When I was 9 years old, I rented Sam Raimi's Spider-Man, and my fascination with film began. I found that movie, and the subsequent films in the trilogy — Spider-Man 2 and 3 — deeply relatable. You know a superhero film is good when the person behind the mask is more interesting than the persona he adopts. I connected with Tobey Maguire's portrayal of an introverted Peter Parker, and with the way his character struggled through everyday life.

After watching hundreds of movies growing up — from the animated Japanese films of Studio Ghibli to the pulpy Indiana Jones series to quirky indie dramas like Eternal Sunshine of the Spotless Mind — I took a screenwriting class for high school students at New York University when I was a junior.
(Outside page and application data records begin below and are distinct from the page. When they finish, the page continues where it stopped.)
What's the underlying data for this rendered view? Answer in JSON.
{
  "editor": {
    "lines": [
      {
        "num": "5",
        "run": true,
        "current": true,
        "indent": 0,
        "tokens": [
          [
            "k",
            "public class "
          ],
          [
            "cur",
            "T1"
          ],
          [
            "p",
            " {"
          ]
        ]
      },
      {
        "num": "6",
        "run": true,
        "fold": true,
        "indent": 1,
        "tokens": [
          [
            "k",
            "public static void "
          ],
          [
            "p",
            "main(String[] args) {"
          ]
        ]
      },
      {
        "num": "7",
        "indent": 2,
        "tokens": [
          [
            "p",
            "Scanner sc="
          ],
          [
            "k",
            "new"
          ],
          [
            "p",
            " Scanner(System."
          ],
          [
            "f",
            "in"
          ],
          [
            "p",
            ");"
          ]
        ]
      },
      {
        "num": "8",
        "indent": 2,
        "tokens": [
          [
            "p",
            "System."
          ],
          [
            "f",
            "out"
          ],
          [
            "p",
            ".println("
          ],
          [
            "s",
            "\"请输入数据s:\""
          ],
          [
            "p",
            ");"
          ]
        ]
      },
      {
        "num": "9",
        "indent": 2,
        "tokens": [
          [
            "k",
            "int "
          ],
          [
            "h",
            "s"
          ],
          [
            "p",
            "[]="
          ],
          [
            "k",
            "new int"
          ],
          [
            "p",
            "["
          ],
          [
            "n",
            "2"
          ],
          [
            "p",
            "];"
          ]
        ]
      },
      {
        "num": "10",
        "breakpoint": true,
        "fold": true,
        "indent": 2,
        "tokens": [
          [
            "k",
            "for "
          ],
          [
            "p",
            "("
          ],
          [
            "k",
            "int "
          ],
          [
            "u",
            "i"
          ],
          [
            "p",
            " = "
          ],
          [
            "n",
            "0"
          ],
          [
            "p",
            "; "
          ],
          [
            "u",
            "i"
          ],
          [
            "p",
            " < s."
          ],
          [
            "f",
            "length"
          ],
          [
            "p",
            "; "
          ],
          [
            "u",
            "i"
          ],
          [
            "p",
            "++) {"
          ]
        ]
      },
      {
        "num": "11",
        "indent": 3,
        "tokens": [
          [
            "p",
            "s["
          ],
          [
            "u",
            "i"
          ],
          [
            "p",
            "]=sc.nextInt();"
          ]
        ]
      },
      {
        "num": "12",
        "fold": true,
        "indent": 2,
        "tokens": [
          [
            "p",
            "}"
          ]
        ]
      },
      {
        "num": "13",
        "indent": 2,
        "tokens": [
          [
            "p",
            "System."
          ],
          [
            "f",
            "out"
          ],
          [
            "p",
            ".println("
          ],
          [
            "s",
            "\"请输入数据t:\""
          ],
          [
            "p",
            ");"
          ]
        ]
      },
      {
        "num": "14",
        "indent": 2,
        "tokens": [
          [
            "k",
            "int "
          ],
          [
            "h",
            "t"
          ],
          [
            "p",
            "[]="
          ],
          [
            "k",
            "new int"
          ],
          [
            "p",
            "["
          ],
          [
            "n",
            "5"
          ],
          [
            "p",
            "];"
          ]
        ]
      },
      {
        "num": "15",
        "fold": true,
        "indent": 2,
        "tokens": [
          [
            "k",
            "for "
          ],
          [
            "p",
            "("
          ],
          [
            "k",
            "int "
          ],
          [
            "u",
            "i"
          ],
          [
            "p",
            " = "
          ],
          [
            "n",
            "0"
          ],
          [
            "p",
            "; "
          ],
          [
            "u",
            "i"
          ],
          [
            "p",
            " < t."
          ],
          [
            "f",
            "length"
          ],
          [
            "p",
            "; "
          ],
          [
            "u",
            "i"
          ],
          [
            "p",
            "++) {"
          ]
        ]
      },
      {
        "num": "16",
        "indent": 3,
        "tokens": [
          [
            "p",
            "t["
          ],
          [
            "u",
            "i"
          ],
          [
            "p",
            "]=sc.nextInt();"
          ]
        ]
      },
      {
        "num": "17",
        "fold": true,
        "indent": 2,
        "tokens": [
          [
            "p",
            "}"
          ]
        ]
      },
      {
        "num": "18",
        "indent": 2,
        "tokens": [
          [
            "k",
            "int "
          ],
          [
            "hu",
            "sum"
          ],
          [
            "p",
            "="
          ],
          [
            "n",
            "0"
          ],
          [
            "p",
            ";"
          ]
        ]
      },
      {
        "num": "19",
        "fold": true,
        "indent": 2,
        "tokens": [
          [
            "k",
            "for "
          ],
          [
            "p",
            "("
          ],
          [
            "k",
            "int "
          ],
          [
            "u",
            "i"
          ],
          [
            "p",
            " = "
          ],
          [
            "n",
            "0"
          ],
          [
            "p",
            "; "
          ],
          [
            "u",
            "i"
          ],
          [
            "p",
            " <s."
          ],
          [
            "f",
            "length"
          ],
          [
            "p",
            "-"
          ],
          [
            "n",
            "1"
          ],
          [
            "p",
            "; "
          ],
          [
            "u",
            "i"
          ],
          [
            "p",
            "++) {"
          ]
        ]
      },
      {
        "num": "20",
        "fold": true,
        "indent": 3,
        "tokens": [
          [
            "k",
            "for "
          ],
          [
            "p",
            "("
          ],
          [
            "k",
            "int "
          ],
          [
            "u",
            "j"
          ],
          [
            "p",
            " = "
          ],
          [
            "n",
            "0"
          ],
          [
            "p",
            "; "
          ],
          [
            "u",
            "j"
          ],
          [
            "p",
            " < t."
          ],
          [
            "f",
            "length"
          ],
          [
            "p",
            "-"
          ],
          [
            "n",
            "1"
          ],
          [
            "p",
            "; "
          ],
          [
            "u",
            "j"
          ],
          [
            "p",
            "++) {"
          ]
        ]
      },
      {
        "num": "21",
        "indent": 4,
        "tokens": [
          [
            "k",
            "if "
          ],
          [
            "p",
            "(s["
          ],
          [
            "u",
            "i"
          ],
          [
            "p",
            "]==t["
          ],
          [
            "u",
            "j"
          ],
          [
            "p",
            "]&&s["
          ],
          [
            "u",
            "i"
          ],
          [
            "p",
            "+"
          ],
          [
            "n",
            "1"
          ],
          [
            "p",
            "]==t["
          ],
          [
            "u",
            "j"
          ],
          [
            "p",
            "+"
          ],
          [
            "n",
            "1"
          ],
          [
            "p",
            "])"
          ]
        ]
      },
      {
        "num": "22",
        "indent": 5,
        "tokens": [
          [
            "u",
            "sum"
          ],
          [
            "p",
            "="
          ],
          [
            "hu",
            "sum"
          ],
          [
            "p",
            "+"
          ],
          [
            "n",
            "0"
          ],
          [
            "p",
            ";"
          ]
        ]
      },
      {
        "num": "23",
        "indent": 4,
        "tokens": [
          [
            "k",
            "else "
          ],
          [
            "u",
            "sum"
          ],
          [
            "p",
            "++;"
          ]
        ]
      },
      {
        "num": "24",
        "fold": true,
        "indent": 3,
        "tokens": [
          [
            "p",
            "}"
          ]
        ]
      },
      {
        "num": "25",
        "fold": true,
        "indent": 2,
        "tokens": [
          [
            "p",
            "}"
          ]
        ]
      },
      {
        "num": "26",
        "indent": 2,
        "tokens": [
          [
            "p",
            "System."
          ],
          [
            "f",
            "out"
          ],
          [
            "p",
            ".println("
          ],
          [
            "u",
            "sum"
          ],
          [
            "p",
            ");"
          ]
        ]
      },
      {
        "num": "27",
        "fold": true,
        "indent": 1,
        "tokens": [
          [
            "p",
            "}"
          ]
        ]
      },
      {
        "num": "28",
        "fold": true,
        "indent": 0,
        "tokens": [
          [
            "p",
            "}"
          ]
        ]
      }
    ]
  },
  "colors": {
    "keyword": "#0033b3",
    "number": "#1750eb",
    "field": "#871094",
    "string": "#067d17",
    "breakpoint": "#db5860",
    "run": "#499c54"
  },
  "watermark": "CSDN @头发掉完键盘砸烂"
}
Spending one week in the heart of New York City was life-changing. My professor's positive feedback about my writing, the way the city became so alive at night and the friends I made through the class made me determined to pursue my college degree at NYU.

I applied and got accepted through early admission. Having lived in Vermont almost all my life, moving to New York was certainly an adjustment. I felt like a tiny ant among millions of other ants. The lackadaisical cows and graceful deer I grew up surrounded by were replaced by squirrels, pigeons and cockroaches. In Vermont, I could get away with daydreaming as I went about my daily life. In the constantly bustling streets of New York City, I had to be alert at all times. And while Vermont virtually shuts down when the sun sets, New York feels almost nocturnal.

Despite the adjustments I had to make, New York City was a great place to attend college. It's full of diverse people from all walks of life. At NYU, I encountered professors and fellow students with great talent, knowledge and experience in filmmaking from whom I could learn.

Screenwriting soon became my passion because it allowed me to merge my love of writing and reading with film. I was able to find friends with similar interests yet unique perspectives to work with and broaden my craft. Sure, there were those who would cite Citizen Kane, The Boondock Saints or any Wes Anderson film as their favorite movie for the sake of appearing artsy, but most students I encountered just wanted to tell a fun, emotional and creative story — and watch, write and talk about films. One professor I really liked taught a class about blockbusters — and the importance of making films the audience wants to see — that changed my perspective on filmmaking.

Now that I've graduated, I'm not sure what the future holds. But wherever I go, I'll bring the unique perspective of being a Vermont kid who, for four years, was steeped in the no-nonsense attitude and urban grittiness of New York City.

This article was originally published in Seven Days' monthly parenting magazine, Kids VT.